YOUR ASSIGNMENT:
Say how many of the lines below hold "text", writing the number and nothing more.

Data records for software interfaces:
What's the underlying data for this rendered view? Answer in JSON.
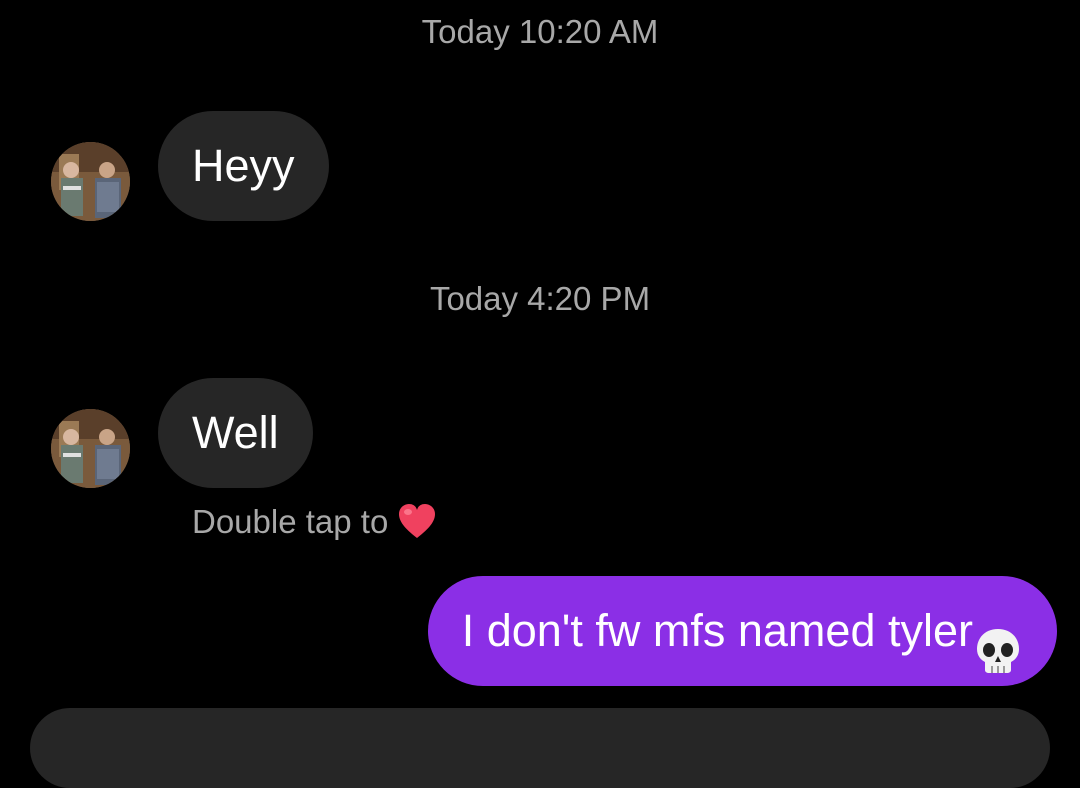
{
  "timestamps": [
    "Today 10:20 AM",
    "Today 4:20 PM"
  ],
  "messages": {
    "incoming": [
      {
        "text": "Heyy"
      },
      {
        "text": "Well"
      }
    ],
    "outgoing": [
      {
        "text": "I don't fw mfs named tyler"
      }
    ]
  },
  "hint": {
    "text": "Double tap to",
    "icon": "heart-icon"
  },
  "colors": {
    "background": "#000000",
    "incoming_bubble": "#262626",
    "outgoing_bubble": "#8b2fe6",
    "timestamp": "#a8a8a8"
  },
  "icons": {
    "reaction": "skull-icon"
  }
}
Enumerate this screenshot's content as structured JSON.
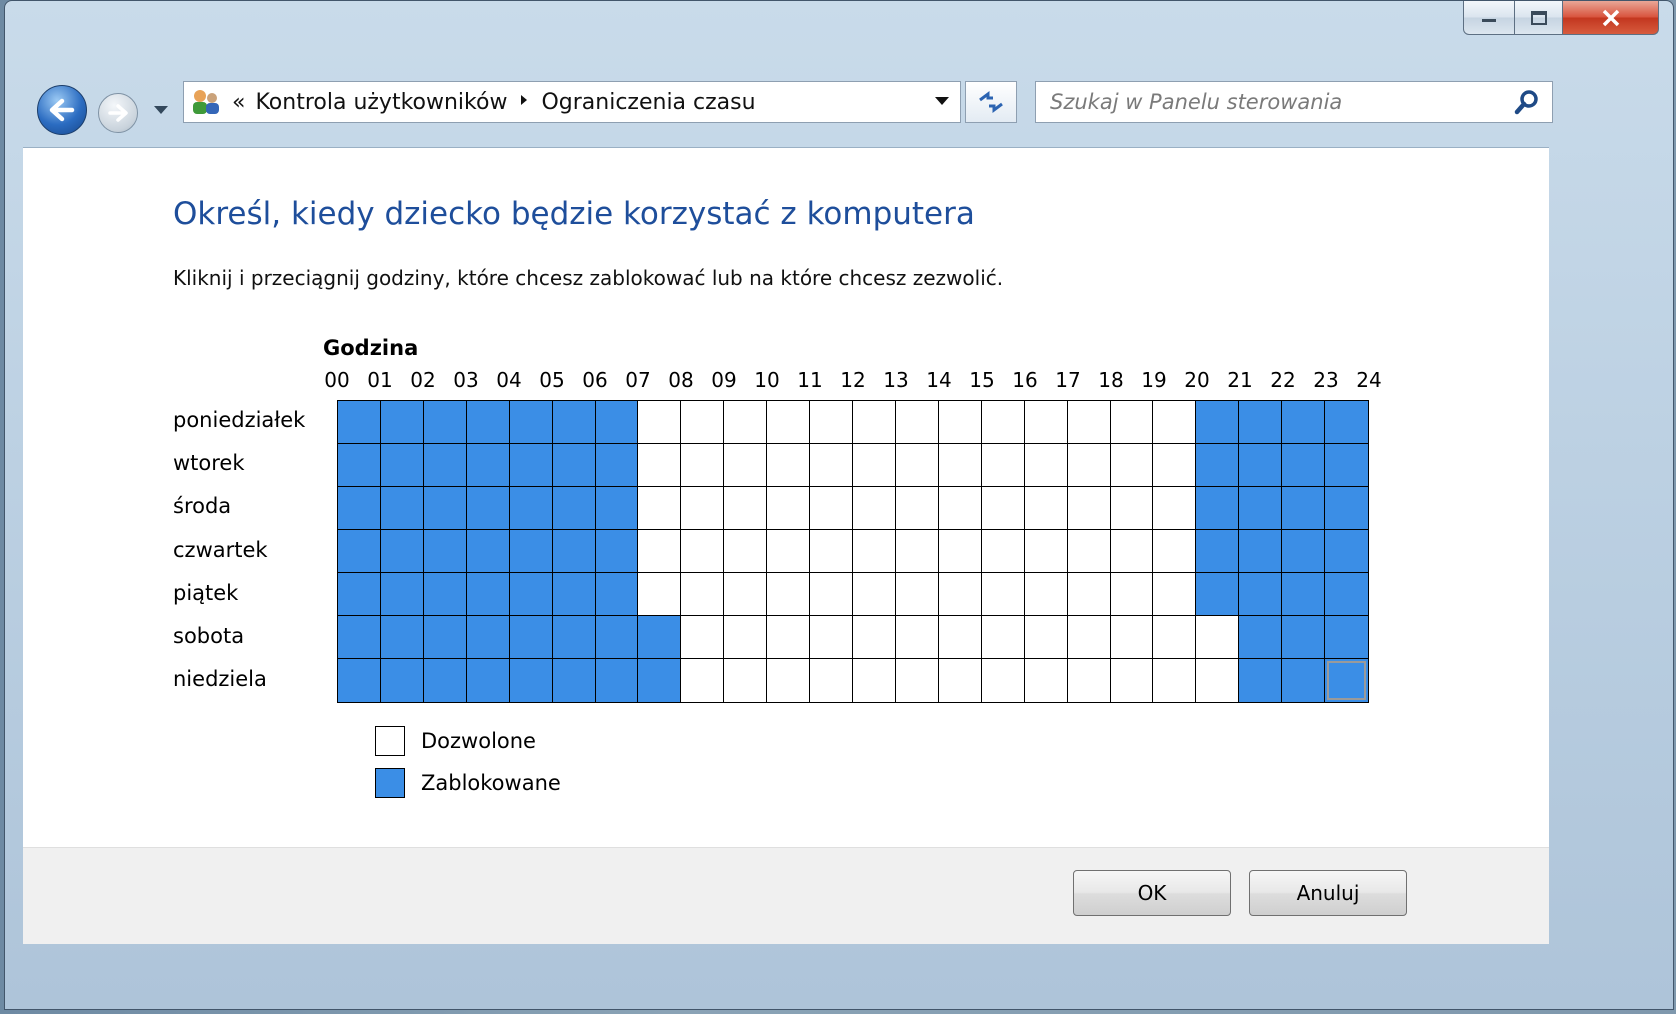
{
  "window": {
    "caption": {
      "minimize": "—",
      "maximize": "▢",
      "close": "X"
    }
  },
  "nav": {
    "address": {
      "chevron": "«",
      "crumbs": [
        "Kontrola użytkowników",
        "Ograniczenia czasu"
      ]
    },
    "search_placeholder": "Szukaj w Panelu sterowania"
  },
  "page": {
    "title": "Określ, kiedy dziecko będzie korzystać z komputera",
    "instruction": "Kliknij i przeciągnij godziny, które chcesz zablokować lub na które chcesz zezwolić."
  },
  "schedule": {
    "hour_header": "Godzina",
    "hours": [
      "00",
      "01",
      "02",
      "03",
      "04",
      "05",
      "06",
      "07",
      "08",
      "09",
      "10",
      "11",
      "12",
      "13",
      "14",
      "15",
      "16",
      "17",
      "18",
      "19",
      "20",
      "21",
      "22",
      "23",
      "24"
    ],
    "days": [
      {
        "label": "poniedziałek",
        "blocked_hours": [
          0,
          1,
          2,
          3,
          4,
          5,
          6,
          20,
          21,
          22,
          23
        ]
      },
      {
        "label": "wtorek",
        "blocked_hours": [
          0,
          1,
          2,
          3,
          4,
          5,
          6,
          20,
          21,
          22,
          23
        ]
      },
      {
        "label": "środa",
        "blocked_hours": [
          0,
          1,
          2,
          3,
          4,
          5,
          6,
          20,
          21,
          22,
          23
        ]
      },
      {
        "label": "czwartek",
        "blocked_hours": [
          0,
          1,
          2,
          3,
          4,
          5,
          6,
          20,
          21,
          22,
          23
        ]
      },
      {
        "label": "piątek",
        "blocked_hours": [
          0,
          1,
          2,
          3,
          4,
          5,
          6,
          20,
          21,
          22,
          23
        ]
      },
      {
        "label": "sobota",
        "blocked_hours": [
          0,
          1,
          2,
          3,
          4,
          5,
          6,
          7,
          21,
          22,
          23
        ]
      },
      {
        "label": "niedziela",
        "blocked_hours": [
          0,
          1,
          2,
          3,
          4,
          5,
          6,
          7,
          21,
          22,
          23
        ]
      }
    ],
    "focused_cell": {
      "day": "niedziela",
      "hour": 23
    },
    "colors": {
      "allowed": "#ffffff",
      "blocked": "#3b8ee6"
    }
  },
  "legend": {
    "allowed": "Dozwolone",
    "blocked": "Zablokowane"
  },
  "buttons": {
    "ok": "OK",
    "cancel": "Anuluj"
  }
}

EXERCISE ANSWER:
4